Berkley Center faculty are busy at work as they prepare to teach first-year seminars, held during Georgetown University’s fall semester, that tackle tough questions ranging from the search for self to the international response to COVID-19.
Senior Fellow Paul Elie and Managing Director Michael Kessler will each teach an Ignatius Seminar, a flagship course for first-year students in the College designed to create a small intellectual community. Katherine Marshall, a senior fellow at the center, will teach an SFS Proseminar, a required course that allows new students to develop critical approaches to the study of global issues.
“Part of the design for the first-year seminars is to introduce students to the challenges and opportunities of a liberal arts education in a small setting with close faculty and peer contact,” says Kessler. "The seminars build intellectual and dialogical capabilities that will serve students well as they read a variety of texts, as well as in their future jobs and community engagements.”
Laying the Groundwork
Elie will teach an Ignatius Seminar on The Search, exploring different approaches to the personal search in the literature of our time. Reflecting on the search can be transformative for first-year students as they develop as writers.
“One of the things that has become a sort of idée fixe for me is the experience of learning how to write by reading other writers,” says Elie. “Students will be invited to make use of this literary pattern of the search and use it to interpret their own experiences in brief non-fiction essays and reflective pieces.”
Emulating other authors helps students to develop the writing skills that are central to the Georgetown education, according to Elie.
Marshall plans to take a similar approach in her SFS Proseminar on Pandemic Responses: Practical and Ethical Challenges. Students in the seminar will use the ongoing COVID-19 crisis and response to explore major challenges in international development.
“I will focus on what the COVID-19 crisis has stripped away in terms of masks, particularly some of the broad challenges of inequality such as racial, ethnic, and class divides,” explains Marshall, who is currently leading a research project on Religious Responses to COVID-19.
Inspiring Critical Reflection
Marshall hopes to provide students with a broader frame of reference for understanding the challenges and possibilities presented by the pandemic, an ongoing focus of Berkley Center work.
“The basic idea is that every student has been living through the COVID-19 emergency, and each person will come with a set of individual experiences,” she explains. “The hope will be to set those individual experiences into a broader context, on the community and national levels but also globally, thinking about pandemics as critical points in history.”

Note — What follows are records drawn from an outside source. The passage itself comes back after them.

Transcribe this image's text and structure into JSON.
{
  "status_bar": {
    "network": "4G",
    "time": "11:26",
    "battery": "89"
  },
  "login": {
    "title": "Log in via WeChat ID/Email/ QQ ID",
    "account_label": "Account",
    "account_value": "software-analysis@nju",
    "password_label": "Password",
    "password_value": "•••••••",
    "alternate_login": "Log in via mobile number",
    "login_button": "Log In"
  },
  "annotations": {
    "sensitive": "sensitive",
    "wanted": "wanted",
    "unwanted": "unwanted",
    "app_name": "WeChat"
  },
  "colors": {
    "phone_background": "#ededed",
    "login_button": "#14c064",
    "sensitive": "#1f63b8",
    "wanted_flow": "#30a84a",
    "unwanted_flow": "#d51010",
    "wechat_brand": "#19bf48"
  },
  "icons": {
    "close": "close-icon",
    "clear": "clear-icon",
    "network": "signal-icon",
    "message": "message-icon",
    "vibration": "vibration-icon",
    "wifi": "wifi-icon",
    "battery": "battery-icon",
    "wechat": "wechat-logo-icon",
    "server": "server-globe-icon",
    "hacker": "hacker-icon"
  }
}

Elie also plans to inspire critical reflection on current challenges, including the pandemic and protests against police violence, in his Ignatius Seminar, where students will explore past moments of crisis through literature.
“My experience as a reader and writer is that other people—people who have written books—have had experiences which are more akin to what we are going through than we may realize,” he says. “They’ve searched. Their books are their ways of making sense of their search, for themselves, and for us. The broader our range of references to other experiences, the better we can understand our own.”
Educating the Whole Person
Understanding our own experiences is a primary goal of the Georgetown education, guided by the Jesuit precept of cura personalis (care of the whole person).
Kessler will bring that holistic approach to his Ignatius Seminar on Creating and Making: The Moral Craft of Life, a course exploring the philosophical and theological visions of craft, labor, and creativity.
“I would love for the students to explore how a full, thriving human life includes creating and making things for use and ornament, and how that making also shapes their own character,” says Kessler. “From shaping wood or baking bread to building a stone wall or stitching a quilt, creating helps situate us in a world of our making and aspiration.”
Elie hopes the writing at the center of his Ignatius Seminar will lead students toward a similar sort of self-reflection.
“I am a believer in writing as a powerful and seductive way of understanding ourselves, our lives, our circumstances, and our place on Earth,” he says. “If the students come away with even a little of the passion that I have for figuring things out by writing about them, I will feel that my work is done.”